**PROBLEM TO WORK ON:** Examine each line of the data, and copy the ones containing "spender".

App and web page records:
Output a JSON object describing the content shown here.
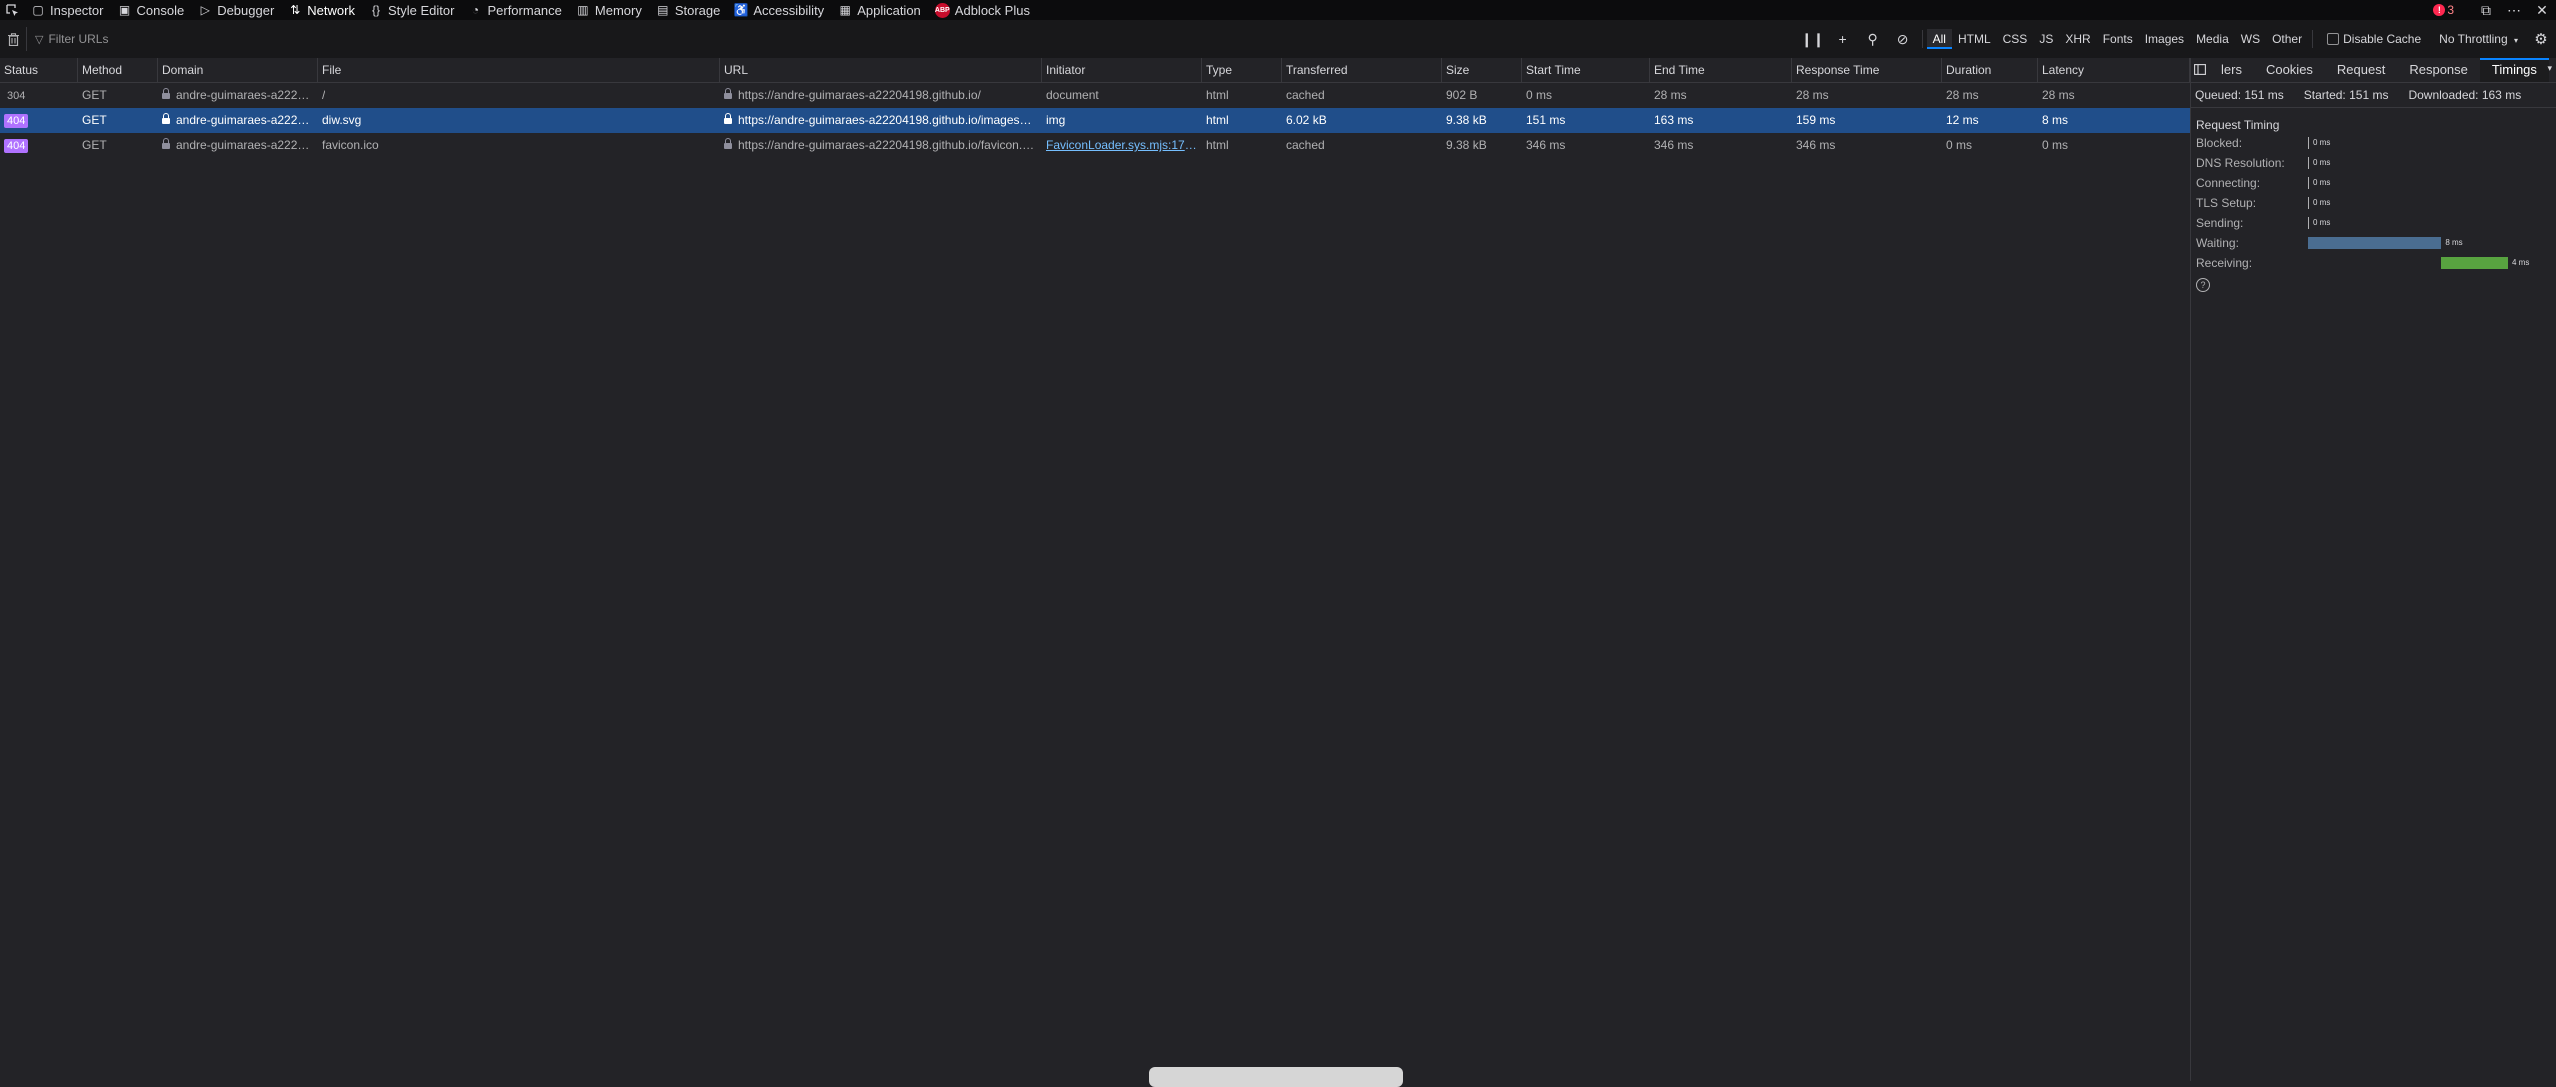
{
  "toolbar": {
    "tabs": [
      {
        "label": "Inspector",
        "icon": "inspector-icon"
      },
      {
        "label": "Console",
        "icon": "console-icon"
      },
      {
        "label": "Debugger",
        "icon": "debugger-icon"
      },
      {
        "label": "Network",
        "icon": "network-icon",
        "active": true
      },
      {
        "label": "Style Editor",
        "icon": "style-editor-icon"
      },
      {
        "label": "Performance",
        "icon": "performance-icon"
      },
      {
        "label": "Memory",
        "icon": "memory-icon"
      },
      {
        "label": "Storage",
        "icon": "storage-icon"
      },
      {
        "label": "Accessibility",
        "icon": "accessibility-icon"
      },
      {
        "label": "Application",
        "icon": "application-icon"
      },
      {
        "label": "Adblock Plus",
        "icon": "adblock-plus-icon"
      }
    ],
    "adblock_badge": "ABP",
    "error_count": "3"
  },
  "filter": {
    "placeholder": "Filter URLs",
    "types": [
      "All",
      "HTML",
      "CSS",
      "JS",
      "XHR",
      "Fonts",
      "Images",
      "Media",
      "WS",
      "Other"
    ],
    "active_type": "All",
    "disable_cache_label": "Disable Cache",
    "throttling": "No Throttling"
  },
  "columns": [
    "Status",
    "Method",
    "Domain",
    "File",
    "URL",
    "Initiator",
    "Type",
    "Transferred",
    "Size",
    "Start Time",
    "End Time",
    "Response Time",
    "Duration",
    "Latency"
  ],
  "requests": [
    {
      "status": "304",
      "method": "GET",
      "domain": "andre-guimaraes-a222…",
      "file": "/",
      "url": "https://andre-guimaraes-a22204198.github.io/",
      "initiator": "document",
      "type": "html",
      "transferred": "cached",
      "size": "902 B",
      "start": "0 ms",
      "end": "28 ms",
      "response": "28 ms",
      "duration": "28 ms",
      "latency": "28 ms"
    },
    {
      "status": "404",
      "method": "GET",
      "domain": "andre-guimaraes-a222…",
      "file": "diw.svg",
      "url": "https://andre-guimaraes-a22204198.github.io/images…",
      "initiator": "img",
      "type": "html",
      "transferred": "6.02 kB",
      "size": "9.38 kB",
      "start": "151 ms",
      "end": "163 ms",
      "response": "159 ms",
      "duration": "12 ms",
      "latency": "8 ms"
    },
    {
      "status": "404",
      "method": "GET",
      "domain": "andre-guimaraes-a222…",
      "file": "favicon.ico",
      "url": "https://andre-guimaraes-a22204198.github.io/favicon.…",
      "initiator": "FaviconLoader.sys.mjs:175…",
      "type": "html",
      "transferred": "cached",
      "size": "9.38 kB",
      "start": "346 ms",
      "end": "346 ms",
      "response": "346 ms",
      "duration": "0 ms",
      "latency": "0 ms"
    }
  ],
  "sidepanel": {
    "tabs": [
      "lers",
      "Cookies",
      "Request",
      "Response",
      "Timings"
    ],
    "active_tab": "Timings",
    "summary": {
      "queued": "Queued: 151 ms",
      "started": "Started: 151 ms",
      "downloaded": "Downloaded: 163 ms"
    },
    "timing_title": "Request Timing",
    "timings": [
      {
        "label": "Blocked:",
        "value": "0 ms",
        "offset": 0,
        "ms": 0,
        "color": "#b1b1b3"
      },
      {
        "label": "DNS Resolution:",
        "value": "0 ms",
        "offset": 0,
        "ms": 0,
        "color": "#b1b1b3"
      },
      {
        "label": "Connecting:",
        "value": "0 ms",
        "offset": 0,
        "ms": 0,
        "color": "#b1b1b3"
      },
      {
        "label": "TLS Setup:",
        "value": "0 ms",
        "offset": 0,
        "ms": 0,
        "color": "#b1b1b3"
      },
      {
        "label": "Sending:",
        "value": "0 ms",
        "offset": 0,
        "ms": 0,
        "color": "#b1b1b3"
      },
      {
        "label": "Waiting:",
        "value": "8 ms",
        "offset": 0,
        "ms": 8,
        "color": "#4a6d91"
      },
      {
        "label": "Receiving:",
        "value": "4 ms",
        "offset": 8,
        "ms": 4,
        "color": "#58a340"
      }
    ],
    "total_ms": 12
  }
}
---
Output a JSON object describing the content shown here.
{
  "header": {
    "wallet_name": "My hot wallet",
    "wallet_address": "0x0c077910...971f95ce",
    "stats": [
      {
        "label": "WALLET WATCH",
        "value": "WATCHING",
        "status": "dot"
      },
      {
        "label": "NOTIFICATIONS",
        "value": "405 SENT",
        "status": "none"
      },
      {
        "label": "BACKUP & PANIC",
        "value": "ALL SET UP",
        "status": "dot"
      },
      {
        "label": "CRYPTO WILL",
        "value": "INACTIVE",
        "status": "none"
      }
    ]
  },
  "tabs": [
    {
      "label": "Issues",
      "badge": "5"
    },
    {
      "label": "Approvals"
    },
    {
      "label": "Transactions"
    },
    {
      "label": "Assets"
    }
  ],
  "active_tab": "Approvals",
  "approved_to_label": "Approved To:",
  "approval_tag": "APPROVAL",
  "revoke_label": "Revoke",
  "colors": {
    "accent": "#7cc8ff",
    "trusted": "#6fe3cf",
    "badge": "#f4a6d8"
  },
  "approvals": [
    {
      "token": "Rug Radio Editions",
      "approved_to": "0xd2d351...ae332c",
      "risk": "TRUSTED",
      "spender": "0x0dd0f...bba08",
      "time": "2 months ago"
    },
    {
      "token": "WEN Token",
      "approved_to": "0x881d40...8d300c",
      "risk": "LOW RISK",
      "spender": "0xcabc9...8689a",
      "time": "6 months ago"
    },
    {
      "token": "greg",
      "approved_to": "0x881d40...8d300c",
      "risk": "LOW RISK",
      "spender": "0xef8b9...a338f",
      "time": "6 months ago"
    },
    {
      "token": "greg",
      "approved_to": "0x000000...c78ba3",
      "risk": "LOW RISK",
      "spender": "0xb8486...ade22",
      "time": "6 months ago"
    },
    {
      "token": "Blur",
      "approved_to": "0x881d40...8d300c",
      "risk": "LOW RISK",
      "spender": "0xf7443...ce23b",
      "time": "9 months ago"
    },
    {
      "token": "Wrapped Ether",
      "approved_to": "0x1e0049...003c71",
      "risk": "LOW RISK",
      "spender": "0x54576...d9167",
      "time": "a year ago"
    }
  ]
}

**OUTPUT OF THE EXERCISE:**
      "spender": "0x0dd0f...bba08",
      "spender": "0xcabc9...8689a",
      "spender": "0xef8b9...a338f",
      "spender": "0xb8486...ade22",
      "spender": "0xf7443...ce23b",
      "spender": "0x54576...d9167",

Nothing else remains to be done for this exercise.